Filling materials have improved dramatically over the years. Gone are the days where all we had was just one type of filling material for every cavity.
Today’s dental materials are stronger, more reliable, longer lasting, and more predictable and safer. We now have fillings with shades that match almost any tooth colour.
A composite filling is tooth coloured, and made of a synthetic and glass mixture. It can be very closely matched to the colour of the existing teeth.
A glass ionomer is made of tooth-coloured acrylic and are mainly used for young children’s teeth or as a temporary filling.
Gold In-lays and On-lays
These can last about 20 years. They are gold in appearance and considered to be very strong.

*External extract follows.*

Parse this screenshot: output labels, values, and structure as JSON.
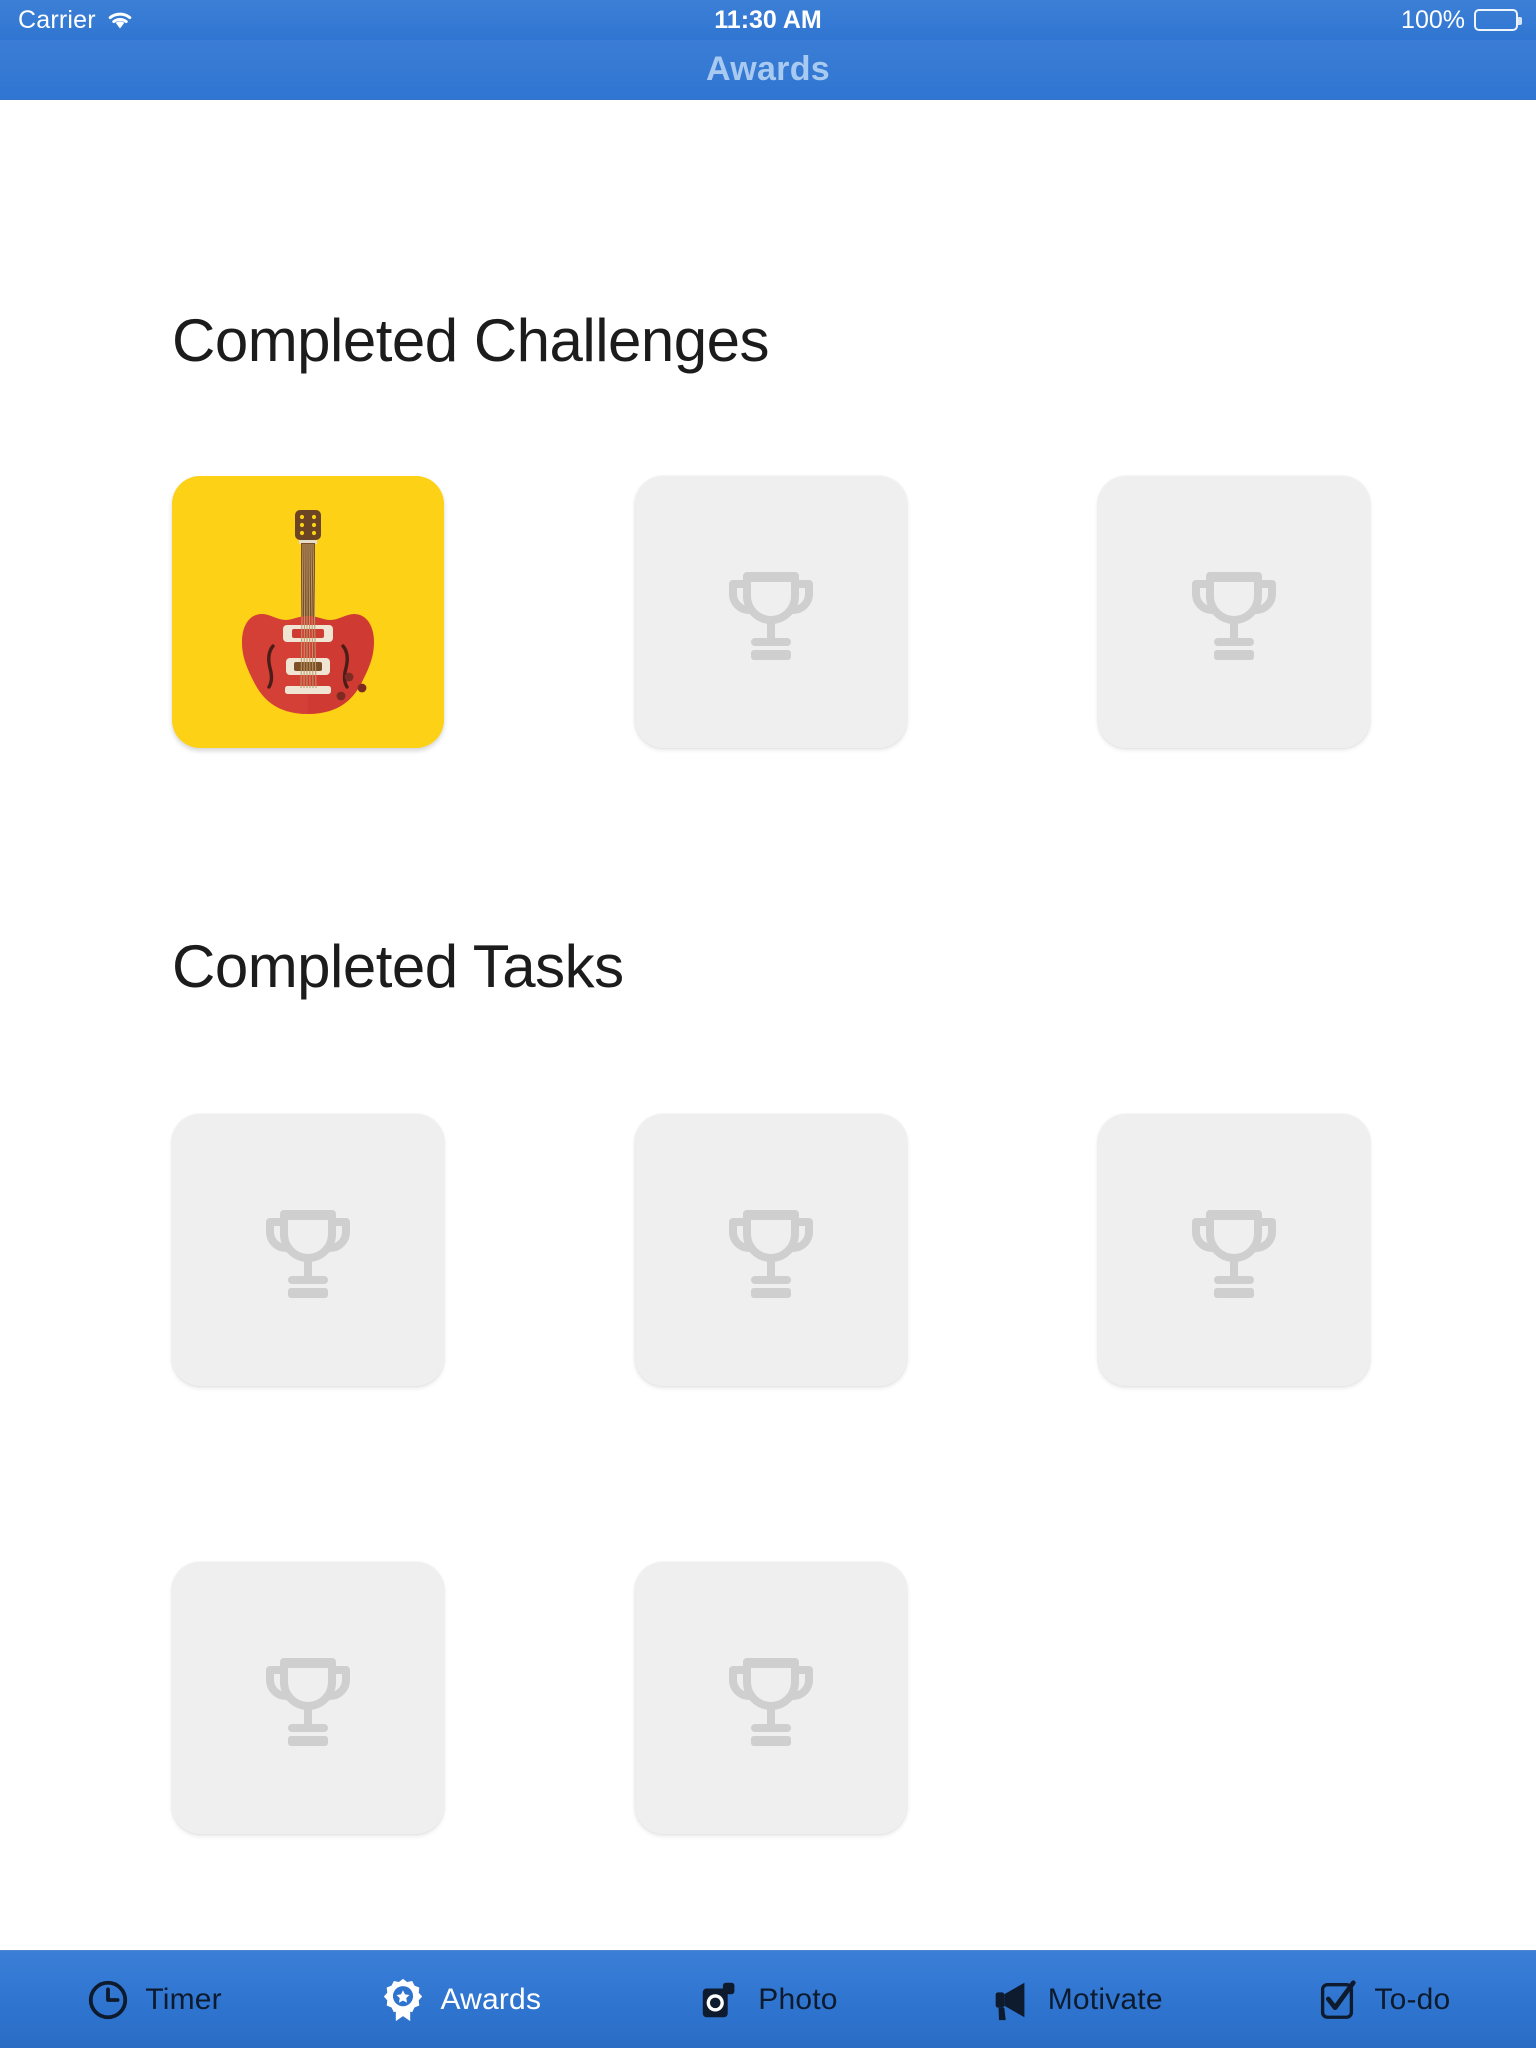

Ceramic Indirect are made of tooth coloured porcelain which could last between 10 to 15 years.
What Happens During a Filling?
- Local anaesthesia– Right at the start, you may be given local anaesthesia to ensure a comfortable experience during the procedure.
- Tooth decay removal– Once the area is numb, the dentist will use a dental drill to remove the decaying part of the tooth and thoroughly clean it out. The dentist will then shape the space in the tooth and prepare it for the filling.
- Etching – The dentist will etch the tooth with an acid gel before placing the filling.
- Resin application– For certain types of fillings, the filling material is applied in layers and hardened using a curing light which makes it stronger.
- Polishing – Once the filling has been placed the dentist will smooth out the surface of the filling to achieve a natural look and feel for you.
Benefits of Dental Fillings:
- Quick and considered virtually pain free
- Hardens in a matter of seconds
- Can be repaired if it gets damaged
- Lasts between five to seven years, depending on oral care
- Looks natural in colour and appearance – it can go unnoticed.